» Exercise aim
Of all the lines in the records below, copy only those that contain the string "период".

Element data from apps and pages:
###
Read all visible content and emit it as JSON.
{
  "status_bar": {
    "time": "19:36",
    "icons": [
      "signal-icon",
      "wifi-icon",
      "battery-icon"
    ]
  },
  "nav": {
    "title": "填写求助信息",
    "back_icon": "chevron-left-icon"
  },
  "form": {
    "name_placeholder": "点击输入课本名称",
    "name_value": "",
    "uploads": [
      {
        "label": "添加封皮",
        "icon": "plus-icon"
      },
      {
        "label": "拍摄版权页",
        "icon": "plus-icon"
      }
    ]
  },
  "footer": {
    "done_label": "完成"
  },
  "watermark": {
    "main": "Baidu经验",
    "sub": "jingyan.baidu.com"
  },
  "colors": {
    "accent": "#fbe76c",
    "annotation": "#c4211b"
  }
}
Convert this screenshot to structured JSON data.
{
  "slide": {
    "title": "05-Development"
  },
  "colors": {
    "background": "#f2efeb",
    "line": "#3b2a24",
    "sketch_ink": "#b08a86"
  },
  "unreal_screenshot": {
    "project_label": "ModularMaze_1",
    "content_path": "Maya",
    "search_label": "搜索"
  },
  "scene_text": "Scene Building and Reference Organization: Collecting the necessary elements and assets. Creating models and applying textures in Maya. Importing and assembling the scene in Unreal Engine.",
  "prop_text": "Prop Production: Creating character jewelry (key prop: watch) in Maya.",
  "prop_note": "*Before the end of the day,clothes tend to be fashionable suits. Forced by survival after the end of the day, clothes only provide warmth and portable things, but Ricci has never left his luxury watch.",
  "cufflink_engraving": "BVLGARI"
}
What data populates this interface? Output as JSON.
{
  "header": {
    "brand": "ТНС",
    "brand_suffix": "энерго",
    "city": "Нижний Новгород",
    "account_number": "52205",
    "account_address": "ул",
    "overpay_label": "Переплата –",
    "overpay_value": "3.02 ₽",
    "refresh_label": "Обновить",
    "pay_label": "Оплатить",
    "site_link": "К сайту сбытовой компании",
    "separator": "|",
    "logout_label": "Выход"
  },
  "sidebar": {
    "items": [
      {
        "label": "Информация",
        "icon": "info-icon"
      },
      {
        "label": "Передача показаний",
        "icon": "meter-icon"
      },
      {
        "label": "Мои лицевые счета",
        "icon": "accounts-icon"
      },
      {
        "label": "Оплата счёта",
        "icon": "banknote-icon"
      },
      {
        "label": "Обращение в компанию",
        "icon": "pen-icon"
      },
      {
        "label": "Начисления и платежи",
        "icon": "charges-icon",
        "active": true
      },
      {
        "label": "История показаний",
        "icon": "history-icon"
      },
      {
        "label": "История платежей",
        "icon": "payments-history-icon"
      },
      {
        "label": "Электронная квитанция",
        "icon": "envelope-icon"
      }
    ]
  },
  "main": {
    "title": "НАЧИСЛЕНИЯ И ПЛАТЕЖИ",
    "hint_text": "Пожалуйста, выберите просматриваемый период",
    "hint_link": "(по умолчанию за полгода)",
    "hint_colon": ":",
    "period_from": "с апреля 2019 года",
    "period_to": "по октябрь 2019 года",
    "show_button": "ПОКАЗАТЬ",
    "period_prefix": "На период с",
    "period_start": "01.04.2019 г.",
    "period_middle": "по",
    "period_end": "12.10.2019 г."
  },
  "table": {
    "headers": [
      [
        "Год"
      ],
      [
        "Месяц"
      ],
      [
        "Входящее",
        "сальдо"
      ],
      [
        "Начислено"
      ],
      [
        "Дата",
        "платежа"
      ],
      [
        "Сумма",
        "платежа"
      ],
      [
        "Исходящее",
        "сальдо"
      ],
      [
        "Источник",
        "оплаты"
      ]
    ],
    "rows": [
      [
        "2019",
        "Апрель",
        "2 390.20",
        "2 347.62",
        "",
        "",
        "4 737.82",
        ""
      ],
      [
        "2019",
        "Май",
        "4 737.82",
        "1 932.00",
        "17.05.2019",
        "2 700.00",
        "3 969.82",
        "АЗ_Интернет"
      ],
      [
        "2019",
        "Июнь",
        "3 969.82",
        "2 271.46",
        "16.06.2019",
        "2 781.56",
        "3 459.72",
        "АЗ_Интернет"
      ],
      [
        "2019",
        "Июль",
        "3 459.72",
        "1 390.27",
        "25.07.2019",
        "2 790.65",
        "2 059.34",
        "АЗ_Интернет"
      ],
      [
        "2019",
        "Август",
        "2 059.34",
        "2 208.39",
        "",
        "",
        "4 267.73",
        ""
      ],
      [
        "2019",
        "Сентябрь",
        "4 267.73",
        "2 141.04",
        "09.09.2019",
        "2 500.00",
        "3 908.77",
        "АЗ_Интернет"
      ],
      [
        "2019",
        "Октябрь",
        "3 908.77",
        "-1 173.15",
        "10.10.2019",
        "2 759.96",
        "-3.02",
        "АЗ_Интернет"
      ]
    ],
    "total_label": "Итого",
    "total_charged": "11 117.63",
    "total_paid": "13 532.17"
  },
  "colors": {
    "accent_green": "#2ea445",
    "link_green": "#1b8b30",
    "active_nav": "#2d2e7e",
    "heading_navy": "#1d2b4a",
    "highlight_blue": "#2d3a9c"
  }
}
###
» Result below
    "hint_text": "Пожалуйста, выберите просматриваемый период",
    "period_prefix": "На период с",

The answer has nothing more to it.